It has become apparent since 2011, however, that one of the key outcomes of the Uprisings is the divergent patterns of state and nation formation in the Maghreb and Mashreq regions. It would not be too assertive to say today that authoritarianism has persisted in the region in different forms since the Arab Uprisings, but the fragility of Arab republics like Tunisia and Egypt –as compared to the resilient character of monarchies like Jordan and Morocco– needs more theoretical scrutiny. The Arab republics were engulfed by the uprisings in spite of their pre-emptive political and legal measures to sustain their rules. In contrast, some Arab monarchies have managed to co-opt the social mobilization, and the statecraft of the kingdoms has sought to neutralize public discontent as compared to the republican systems.
In addition, it was argued at the onset of the Uprisings that the public rallies and ‘Arab revolutions’ were being hijacked by Islamists;1 none of the public rallies, however, resulted in an Islamist movement taking and consolidating power, as some predicted. Thus, to understand the synthesis of change and continuity across the region in the aftermath of the Uprisings, it is imperative to analyze the processes of state- and nation-building with a particular emphasis on ‘what’ makes various Arab countries similar and at the same time different from one another. It may be too early to speak about structural change in the region, but the Uprisings have revealed that the Arab world is not monolithic. Furthermore, the political elites and the state itself –as well as the regime’s response– do really matter in times of internal unrest, which was clearly witnessed during the 2011 Uprisings. There is still a need for more systematic and comparative approaches in order to grasp the divergent trajectories of Arab countries before and after the Uprisings; these should make reference to the different mechanisms of co-opting the opposition and the changing nature of ‘new’ or soft authoritarianism and its so-called agents.

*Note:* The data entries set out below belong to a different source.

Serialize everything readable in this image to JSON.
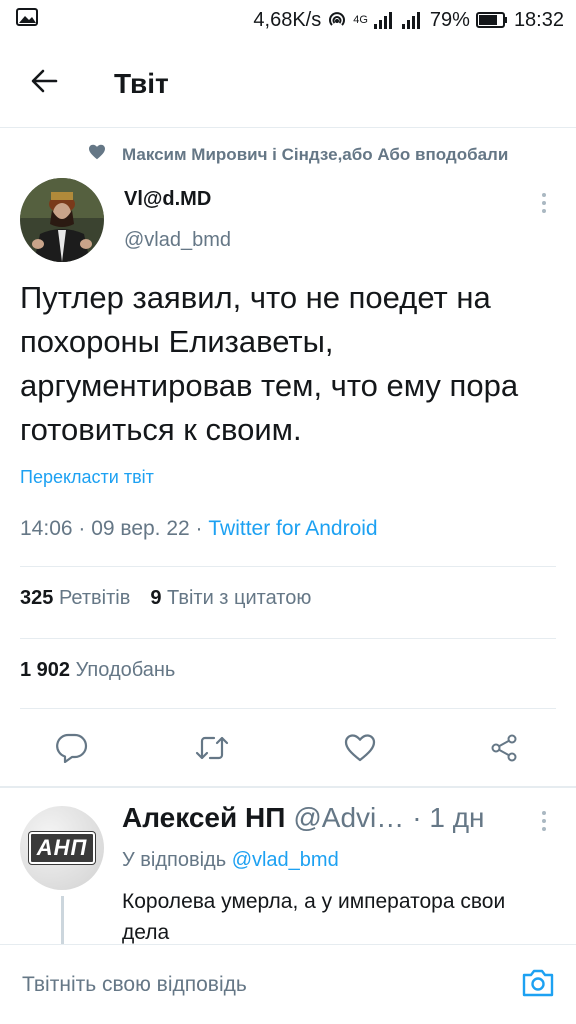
{
  "status_bar": {
    "network_speed": "4,68K/s",
    "network_type": "4G",
    "battery": "79%",
    "time": "18:32",
    "icons": [
      "image-notification-icon",
      "hotspot-icon",
      "signal-icon",
      "signal-icon-2",
      "battery-icon"
    ]
  },
  "header": {
    "title": "Твіт",
    "back_icon": "arrow-left-icon"
  },
  "liked_by": {
    "text": "Максим Мирович і Сіндзе,або Або вподобали",
    "icon": "heart-filled-icon"
  },
  "tweet": {
    "author_name": "Vl@d.MD",
    "author_handle": "@vlad_bmd",
    "text": "Путлер заявил, что не поедет на похороны Елизаветы, аргументировав тем, что ему пора готовиться к своим.",
    "translate_label": "Перекласти твіт",
    "timestamp": "14:06 · 09 вер. 22 · ",
    "source": "Twitter for Android",
    "retweets_count": "325",
    "retweets_label": "Ретвітів",
    "quotes_count": "9",
    "quotes_label": "Твіти з цитатою",
    "likes_count": "1 902",
    "likes_label": "Уподобань"
  },
  "actions": [
    {
      "name": "reply",
      "icon": "comment-icon"
    },
    {
      "name": "retweet",
      "icon": "retweet-icon"
    },
    {
      "name": "like",
      "icon": "heart-icon"
    },
    {
      "name": "share",
      "icon": "share-icon"
    }
  ],
  "reply": {
    "avatar_text": "АНП",
    "author_name": "Алексей НП",
    "author_handle": "@Advi…",
    "time": "· 1 дн",
    "reply_to_label": "У відповідь",
    "reply_to_handle": "@vlad_bmd",
    "text": "Королева умерла, а у императора свои дела"
  },
  "compose": {
    "placeholder": "Твітніть свою відповідь",
    "camera_icon": "camera-icon"
  },
  "colors": {
    "accent": "#1da1f2",
    "secondary_text": "#657786",
    "divider": "#e6ecf0"
  }
}
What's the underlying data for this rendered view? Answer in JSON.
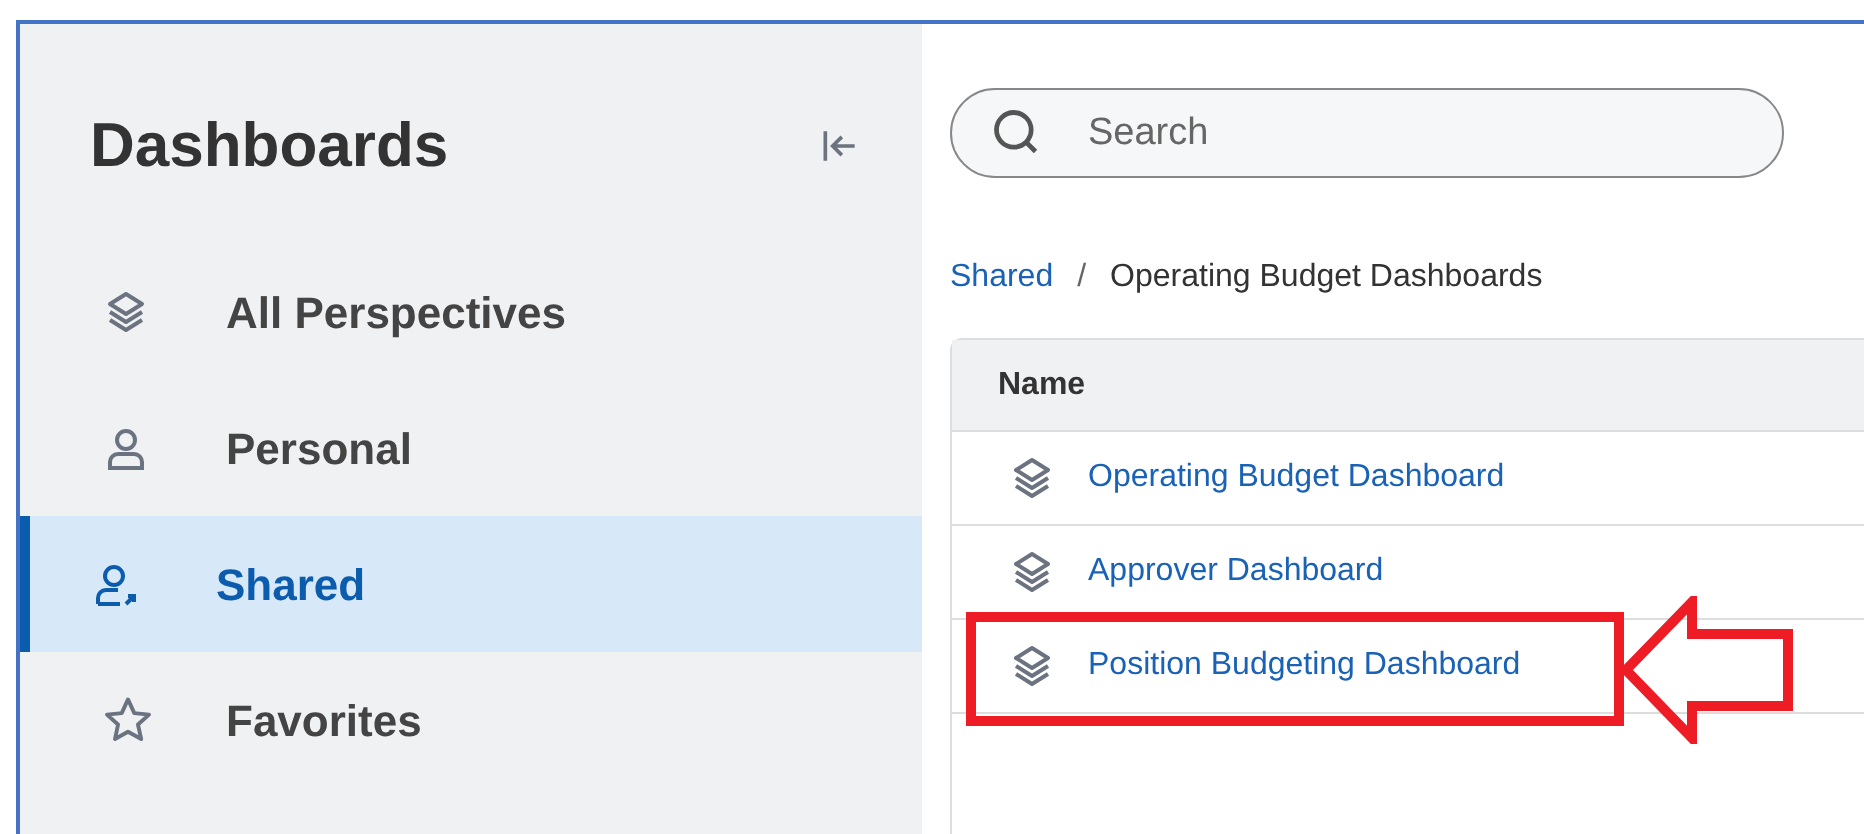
{
  "sidebar": {
    "title": "Dashboards",
    "items": [
      {
        "label": "All Perspectives",
        "kind": "layers",
        "selected": false
      },
      {
        "label": "Personal",
        "kind": "person",
        "selected": false
      },
      {
        "label": "Shared",
        "kind": "shared",
        "selected": true
      },
      {
        "label": "Favorites",
        "kind": "star",
        "selected": false
      }
    ]
  },
  "search": {
    "placeholder": "Search"
  },
  "breadcrumb": [
    {
      "label": "Shared",
      "kind": "link"
    },
    {
      "label": "/",
      "kind": "separator"
    },
    {
      "label": "Operating Budget Dashboards",
      "kind": "current"
    }
  ],
  "table": {
    "columns": [
      "Name"
    ],
    "rows": [
      {
        "name": "Operating Budget Dashboard",
        "highlighted": false
      },
      {
        "name": "Approver Dashboard",
        "highlighted": false
      },
      {
        "name": "Position Budgeting Dashboard",
        "highlighted": true
      }
    ]
  }
}
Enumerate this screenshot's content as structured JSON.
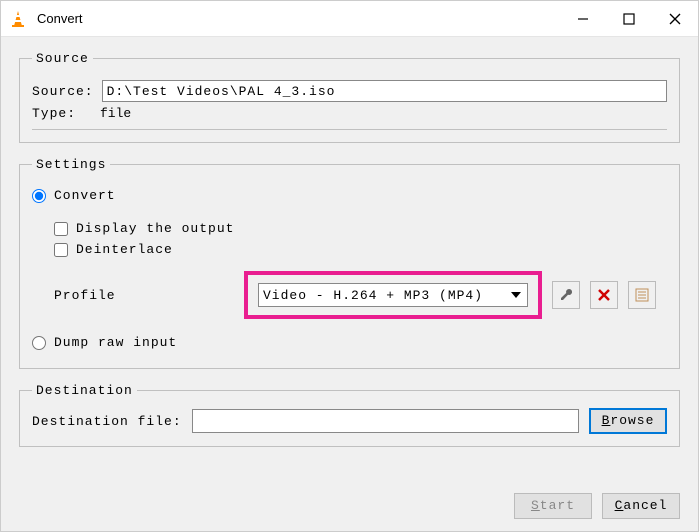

- John Bradley, After the Arab Spring: How Islamists Hijacked the Middle East Revolts, (New York: Palgrave MacMillan, 2012).